Stored items
-- Opening Marker --

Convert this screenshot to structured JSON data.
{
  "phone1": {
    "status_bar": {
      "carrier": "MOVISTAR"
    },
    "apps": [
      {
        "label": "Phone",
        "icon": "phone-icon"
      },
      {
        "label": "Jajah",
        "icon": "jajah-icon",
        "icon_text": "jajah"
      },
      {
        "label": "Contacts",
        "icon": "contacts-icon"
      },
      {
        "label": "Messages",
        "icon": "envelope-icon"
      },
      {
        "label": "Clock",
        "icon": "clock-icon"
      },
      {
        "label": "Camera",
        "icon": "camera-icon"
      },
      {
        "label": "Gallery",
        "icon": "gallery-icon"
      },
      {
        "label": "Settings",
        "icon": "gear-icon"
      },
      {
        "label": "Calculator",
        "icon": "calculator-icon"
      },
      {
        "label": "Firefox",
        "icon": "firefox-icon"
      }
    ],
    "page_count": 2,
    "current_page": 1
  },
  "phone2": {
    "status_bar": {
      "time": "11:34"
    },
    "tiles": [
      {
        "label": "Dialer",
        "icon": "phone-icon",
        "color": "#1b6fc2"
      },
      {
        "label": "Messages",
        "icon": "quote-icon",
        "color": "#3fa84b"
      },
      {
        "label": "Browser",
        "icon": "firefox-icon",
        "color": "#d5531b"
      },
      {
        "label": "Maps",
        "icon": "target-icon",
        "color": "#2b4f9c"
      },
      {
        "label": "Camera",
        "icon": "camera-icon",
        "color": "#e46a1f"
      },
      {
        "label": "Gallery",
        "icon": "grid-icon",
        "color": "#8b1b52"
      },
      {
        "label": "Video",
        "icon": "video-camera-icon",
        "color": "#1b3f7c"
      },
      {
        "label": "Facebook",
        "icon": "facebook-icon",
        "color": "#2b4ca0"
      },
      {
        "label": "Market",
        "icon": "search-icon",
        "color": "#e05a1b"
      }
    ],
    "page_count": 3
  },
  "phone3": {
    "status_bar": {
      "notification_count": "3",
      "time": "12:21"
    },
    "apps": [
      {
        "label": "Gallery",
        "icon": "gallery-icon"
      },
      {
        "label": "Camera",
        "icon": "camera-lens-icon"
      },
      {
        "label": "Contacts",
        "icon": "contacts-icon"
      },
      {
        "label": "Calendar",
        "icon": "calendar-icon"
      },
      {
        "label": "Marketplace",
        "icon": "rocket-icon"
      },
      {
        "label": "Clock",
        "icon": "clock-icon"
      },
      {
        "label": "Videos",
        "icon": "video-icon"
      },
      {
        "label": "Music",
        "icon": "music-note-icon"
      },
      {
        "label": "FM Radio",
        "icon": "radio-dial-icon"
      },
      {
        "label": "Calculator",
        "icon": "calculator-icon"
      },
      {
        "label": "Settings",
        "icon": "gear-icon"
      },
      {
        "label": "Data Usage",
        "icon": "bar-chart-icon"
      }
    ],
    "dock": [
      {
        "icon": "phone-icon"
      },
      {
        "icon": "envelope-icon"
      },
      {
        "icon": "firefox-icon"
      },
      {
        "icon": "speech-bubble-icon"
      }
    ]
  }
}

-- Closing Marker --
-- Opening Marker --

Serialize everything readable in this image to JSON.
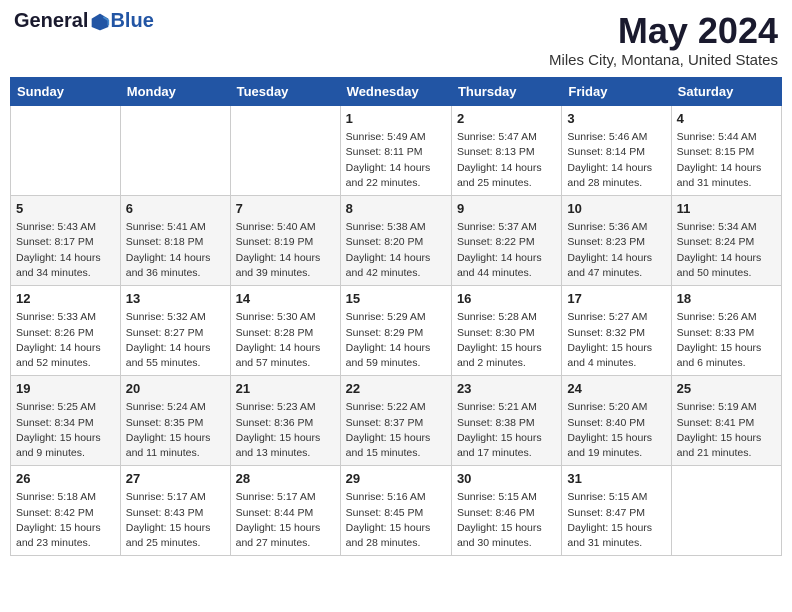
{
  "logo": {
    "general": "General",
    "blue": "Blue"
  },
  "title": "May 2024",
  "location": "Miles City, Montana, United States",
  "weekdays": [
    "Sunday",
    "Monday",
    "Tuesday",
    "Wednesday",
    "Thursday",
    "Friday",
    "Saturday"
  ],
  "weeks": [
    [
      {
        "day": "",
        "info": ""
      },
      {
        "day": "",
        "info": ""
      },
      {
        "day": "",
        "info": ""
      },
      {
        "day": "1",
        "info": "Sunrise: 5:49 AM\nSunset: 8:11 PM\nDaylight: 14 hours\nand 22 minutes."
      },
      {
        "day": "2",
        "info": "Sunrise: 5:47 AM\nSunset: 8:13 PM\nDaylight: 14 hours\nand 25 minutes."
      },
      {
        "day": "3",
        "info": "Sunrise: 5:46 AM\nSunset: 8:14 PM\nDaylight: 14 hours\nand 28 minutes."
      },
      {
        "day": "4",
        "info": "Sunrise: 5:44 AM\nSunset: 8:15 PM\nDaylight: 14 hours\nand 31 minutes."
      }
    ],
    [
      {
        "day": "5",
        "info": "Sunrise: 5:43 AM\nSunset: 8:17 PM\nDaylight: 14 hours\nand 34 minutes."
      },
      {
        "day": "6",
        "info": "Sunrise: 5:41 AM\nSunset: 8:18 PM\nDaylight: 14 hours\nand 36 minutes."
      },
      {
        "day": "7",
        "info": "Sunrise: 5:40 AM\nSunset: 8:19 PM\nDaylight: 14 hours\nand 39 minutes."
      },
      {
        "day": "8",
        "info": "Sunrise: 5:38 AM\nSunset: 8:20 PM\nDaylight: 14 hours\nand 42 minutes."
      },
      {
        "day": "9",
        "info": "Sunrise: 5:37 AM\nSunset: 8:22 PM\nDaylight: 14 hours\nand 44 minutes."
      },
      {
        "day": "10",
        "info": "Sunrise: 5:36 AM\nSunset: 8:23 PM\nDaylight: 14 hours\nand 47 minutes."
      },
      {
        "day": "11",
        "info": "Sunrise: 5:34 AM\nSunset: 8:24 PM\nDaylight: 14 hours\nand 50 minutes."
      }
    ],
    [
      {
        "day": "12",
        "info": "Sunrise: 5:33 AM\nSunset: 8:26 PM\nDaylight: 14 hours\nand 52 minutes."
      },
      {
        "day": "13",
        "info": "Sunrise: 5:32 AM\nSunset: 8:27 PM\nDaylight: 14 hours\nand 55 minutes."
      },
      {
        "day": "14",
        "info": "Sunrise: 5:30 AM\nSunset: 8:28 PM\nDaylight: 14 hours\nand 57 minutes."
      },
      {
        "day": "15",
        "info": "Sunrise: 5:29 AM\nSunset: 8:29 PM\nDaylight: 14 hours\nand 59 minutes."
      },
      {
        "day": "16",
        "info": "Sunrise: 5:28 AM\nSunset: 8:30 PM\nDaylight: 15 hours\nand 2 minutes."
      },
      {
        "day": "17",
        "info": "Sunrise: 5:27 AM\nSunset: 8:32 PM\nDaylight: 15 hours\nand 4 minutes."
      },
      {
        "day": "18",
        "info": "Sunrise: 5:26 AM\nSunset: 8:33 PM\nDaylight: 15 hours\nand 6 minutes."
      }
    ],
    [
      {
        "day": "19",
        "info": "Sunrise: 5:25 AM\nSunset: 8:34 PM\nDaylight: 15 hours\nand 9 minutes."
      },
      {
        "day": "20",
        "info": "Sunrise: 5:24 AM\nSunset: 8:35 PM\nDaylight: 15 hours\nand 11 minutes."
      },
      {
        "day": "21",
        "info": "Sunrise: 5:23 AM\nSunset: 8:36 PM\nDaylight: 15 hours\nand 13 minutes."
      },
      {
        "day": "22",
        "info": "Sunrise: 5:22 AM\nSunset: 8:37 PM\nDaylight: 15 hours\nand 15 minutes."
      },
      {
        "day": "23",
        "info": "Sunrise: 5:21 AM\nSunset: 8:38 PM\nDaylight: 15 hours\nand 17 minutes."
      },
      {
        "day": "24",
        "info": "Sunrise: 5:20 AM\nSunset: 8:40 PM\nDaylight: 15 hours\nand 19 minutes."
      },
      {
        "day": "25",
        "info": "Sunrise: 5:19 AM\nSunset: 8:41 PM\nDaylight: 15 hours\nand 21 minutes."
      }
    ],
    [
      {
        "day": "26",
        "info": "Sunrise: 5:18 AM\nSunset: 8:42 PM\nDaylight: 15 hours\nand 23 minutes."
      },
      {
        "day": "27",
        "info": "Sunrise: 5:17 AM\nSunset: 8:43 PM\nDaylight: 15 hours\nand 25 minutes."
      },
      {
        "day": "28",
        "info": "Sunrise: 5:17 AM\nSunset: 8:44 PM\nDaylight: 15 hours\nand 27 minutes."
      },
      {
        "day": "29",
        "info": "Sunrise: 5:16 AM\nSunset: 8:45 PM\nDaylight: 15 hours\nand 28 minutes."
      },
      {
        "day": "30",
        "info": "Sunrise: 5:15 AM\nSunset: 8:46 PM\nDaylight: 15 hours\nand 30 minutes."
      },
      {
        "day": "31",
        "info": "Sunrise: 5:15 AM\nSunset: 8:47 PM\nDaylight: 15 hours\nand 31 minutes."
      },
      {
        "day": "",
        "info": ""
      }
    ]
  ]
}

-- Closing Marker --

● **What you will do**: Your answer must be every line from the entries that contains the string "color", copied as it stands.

● **Solution to this problem**:
        "color": "#1b6fc2"
        "color": "#3fa84b"
        "color": "#d5531b"
        "color": "#2b4f9c"
        "color": "#e46a1f"
        "color": "#8b1b52"
        "color": "#1b3f7c"
        "color": "#2b4ca0"
        "color": "#e05a1b"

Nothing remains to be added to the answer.